On LinkedIn Wednesday, I read an article about the Capital One Venture X credit card by Ana Staples, a reporter for Bankrate, an independent, advertising-supported publisher, and comparison service website.
Staples said she loves credit cards, and she enthusiastically recommended the Capital One Venture X credit card. She wants to travel more and thinks that the card will be a great one to use.
The annual fee for the card is $350, and you get a 100,000-mile bonus when you spend $10,000 in the first six months.
Staples said that’s less than other popular luxury cards such as the Chase Sapphire Reserve, $550 a year, and the Platinum Card from American Express, $695 a year.

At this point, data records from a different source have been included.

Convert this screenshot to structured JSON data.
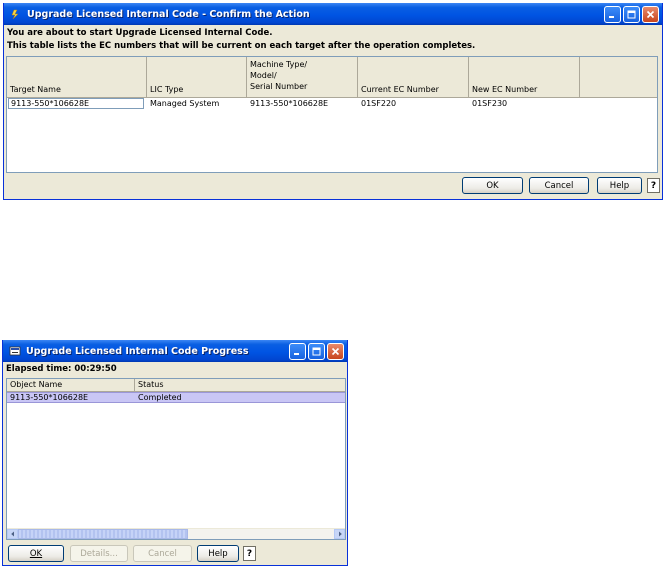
{
  "confirm_window": {
    "title": "Upgrade Licensed Internal Code - Confirm the Action",
    "intro_line1": "You are about to start Upgrade Licensed Internal Code.",
    "intro_line2": "This table lists the EC numbers that will be current on each target after the operation completes.",
    "columns": {
      "target_name": "Target Name",
      "lic_type": "LIC Type",
      "machine_line1": "Machine Type/",
      "machine_line2": "Model/",
      "machine_line3": "Serial Number",
      "current_ec": "Current EC Number",
      "new_ec": "New EC Number"
    },
    "rows": [
      {
        "target_name": "9113-550*106628E",
        "lic_type": "Managed System",
        "machine": "9113-550*106628E",
        "current_ec": "01SF220",
        "new_ec": "01SF230"
      }
    ],
    "buttons": {
      "ok": "OK",
      "cancel": "Cancel",
      "help": "Help",
      "question": "?"
    }
  },
  "progress_window": {
    "title": "Upgrade Licensed Internal Code Progress",
    "elapsed_label": "Elapsed time:",
    "elapsed_value": "00:29:50",
    "columns": {
      "object_name": "Object Name",
      "status": "Status"
    },
    "rows": [
      {
        "object_name": "9113-550*106628E",
        "status": "Completed"
      }
    ],
    "buttons": {
      "ok": "OK",
      "details": "Details...",
      "cancel": "Cancel",
      "help": "Help",
      "question": "?"
    }
  },
  "colors": {
    "title_bar": "#0054e3",
    "window_bg": "#ece9d8",
    "selection": "#c9c6f5",
    "close_button": "#c8451d"
  },
  "icons": [
    "app-icon",
    "minimize-icon",
    "maximize-icon",
    "close-icon",
    "scroll-left-icon",
    "scroll-right-icon"
  ]
}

The problem with the article is she didn’t tell her readers that the interest rate for the card is 16.99 percent to 23.99 percent depending on your credit score. That’s a high rate for a credit card. Imagine how much interest you’d pay if you don’t pay off your credit card balance monthly.
Almost half of Americans carry a balance on their credit cards, a new survey found, and paying it off was proving to be a challenge: Only about 30 percent of people with credit card debt said they’d be able to pay it off this year.
Staples should have included the advice that you shouldn’t use credit cards like the Capital One Venture X if you don’t play off the balance of your credit card each month.
In the United States, 47 percent of consumers don’t pay off their credit card every month.
Be sure to check out the interest rate of any new credit card you’re considering signing up for. And check your local credit union to see what it has to offer.
As of March 2021, the national average interest rate for a credit card from a credit union was 10.97 percent compared with 12.55 percent at banks, according to the National Credit Union Administration.
When I wrote in the comment section about lack of information about interest rates in the article, Staples said:
Whatever the rate is, we should encourage people not to carry any balance, ever. (Unless they have a 0% APR card and know they can pay off the debt before the intro period expires.) Assuming carrying a balance is a given is problematic. Use your cards to earn and take advantage of perks, not to carry debt and pay expensive interest.
The takeaway is don’t sign up to get rewards from credit cards if you don’t pay off your balance every month. Paying interest will likely wipe out any advantage you gain from rewards.